Gu W, Talevich E, Hsu E, Qi Z, Urisman A, Federman S, et al. Cryptogenic malignancies in body fluids. NCBI; 2021. Available from: https://www.ncbi.nlm.nih.gov/bioproject/?term=PRJNA707099. Access 5 Mar 2021.
We thank the members of the UCSF Clinical Microbiology, Immunology, Hematology, and Chemistry Laboratories and the Clinical Cancer Genomics Laboratory, as well as the Stanford Cytopathology, Molecular Genetic Pathology, and Clinical Genomics Laboratories for their help. We thank Drs. Edward Pham and Scott Bauer for critical feedback on this manuscript. We thank members of the Chiu, Miller, and DeRisi laboratories for their support.

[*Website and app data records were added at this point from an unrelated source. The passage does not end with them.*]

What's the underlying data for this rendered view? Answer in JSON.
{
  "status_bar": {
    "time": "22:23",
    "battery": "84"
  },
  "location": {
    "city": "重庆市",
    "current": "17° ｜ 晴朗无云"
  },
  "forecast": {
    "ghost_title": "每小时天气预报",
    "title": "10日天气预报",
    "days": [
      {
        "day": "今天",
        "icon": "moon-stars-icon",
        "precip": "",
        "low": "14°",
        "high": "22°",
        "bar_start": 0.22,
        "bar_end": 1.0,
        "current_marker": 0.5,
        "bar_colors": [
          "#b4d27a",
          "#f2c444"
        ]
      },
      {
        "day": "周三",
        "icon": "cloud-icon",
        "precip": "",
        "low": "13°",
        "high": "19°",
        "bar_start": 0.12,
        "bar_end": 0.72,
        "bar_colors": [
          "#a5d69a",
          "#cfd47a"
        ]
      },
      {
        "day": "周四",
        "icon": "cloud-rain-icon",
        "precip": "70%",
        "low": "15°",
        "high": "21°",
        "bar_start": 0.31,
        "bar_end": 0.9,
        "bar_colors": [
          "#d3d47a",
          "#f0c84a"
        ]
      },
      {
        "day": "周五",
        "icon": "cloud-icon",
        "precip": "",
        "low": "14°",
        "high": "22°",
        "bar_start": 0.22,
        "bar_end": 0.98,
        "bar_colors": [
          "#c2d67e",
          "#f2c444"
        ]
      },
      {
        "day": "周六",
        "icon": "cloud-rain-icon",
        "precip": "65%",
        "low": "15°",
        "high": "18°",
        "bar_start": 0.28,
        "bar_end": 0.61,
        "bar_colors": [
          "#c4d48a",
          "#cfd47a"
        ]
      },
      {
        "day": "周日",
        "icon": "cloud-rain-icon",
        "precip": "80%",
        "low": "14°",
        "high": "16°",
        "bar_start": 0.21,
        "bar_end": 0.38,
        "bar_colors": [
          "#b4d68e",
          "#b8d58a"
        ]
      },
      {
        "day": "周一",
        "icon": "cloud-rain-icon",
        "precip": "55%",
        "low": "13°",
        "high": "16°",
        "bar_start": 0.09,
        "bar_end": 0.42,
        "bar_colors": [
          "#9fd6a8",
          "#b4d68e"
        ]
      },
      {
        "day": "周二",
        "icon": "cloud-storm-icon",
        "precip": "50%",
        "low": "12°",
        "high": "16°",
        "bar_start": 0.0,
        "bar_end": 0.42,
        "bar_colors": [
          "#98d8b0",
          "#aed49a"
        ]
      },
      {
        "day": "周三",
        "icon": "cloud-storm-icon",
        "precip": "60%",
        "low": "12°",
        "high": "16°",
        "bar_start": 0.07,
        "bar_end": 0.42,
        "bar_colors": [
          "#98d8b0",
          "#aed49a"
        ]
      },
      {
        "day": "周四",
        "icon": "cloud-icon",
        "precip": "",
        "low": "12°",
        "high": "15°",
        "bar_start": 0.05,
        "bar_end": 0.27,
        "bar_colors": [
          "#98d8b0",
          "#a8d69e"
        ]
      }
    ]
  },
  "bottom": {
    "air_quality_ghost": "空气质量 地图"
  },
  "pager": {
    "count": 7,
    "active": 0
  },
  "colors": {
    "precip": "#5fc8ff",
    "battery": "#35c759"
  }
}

This work was funded by an NIH K08 grant and Burroughs-Wellcome Award to WG, Abbott Laboratories (CYC), NIH/NHLBI grant R01-HL105704 (CYC), NIH/NIAID grant R33-AI129455 (CYC), the California Initiative to Advance Precision Medicine (CYC), and the Charles and Helen Schwab Foundation (CYC), and funding from the Department of Laboratory Medicine at UCSF.
Ethics approval and consent to participate
Archival material at UCSF was retrospectively analyzed under no-patient-contact protocols approved by the UCSF Institutional Review Board (#15-15823, #10-01116, #18-25287). A written consent given prior to the procedure used to obtain the sample covered the use of residual samples for research. Samples were originally collected for routine clinical use and not discarded. Similarly, samples at Stanford for the verification cohort were also residual material enrolled under a no-patient-contact protocol approved by the Stanford Institutional Review Board (#58461) and with a written consent prior to the procedure. All research has been performed in accordance with the Declaration of Helsinki.
Consent for publication
ET was employed by DNAnexus, Inc. during the duration of the study and by Karius, Inc. prior to publication. The remaining authors declare that they have no competing interests.
Springer Nature remains neutral with regard to jurisdictional claims in published maps and institutional affiliations.
. Body fluid samples from patients positive for malignancy by cytology and/or flow cytometry.
. Select microbiological cases that have overlapping features with cancer presentations.
. Microbiological cases - all other cases.
. Verification cohort.
. Microbiological cases with overlapping features with cancer presentations.
About this article
Cite this article
Gu, W., Talevich, E., Hsu, E. et al. Detection of cryptogenic malignancies from metagenomic whole genome sequencing of body fluids. Genome Med 13, 98 (2021). https://doi.org/10.1186/s13073-021-00912-z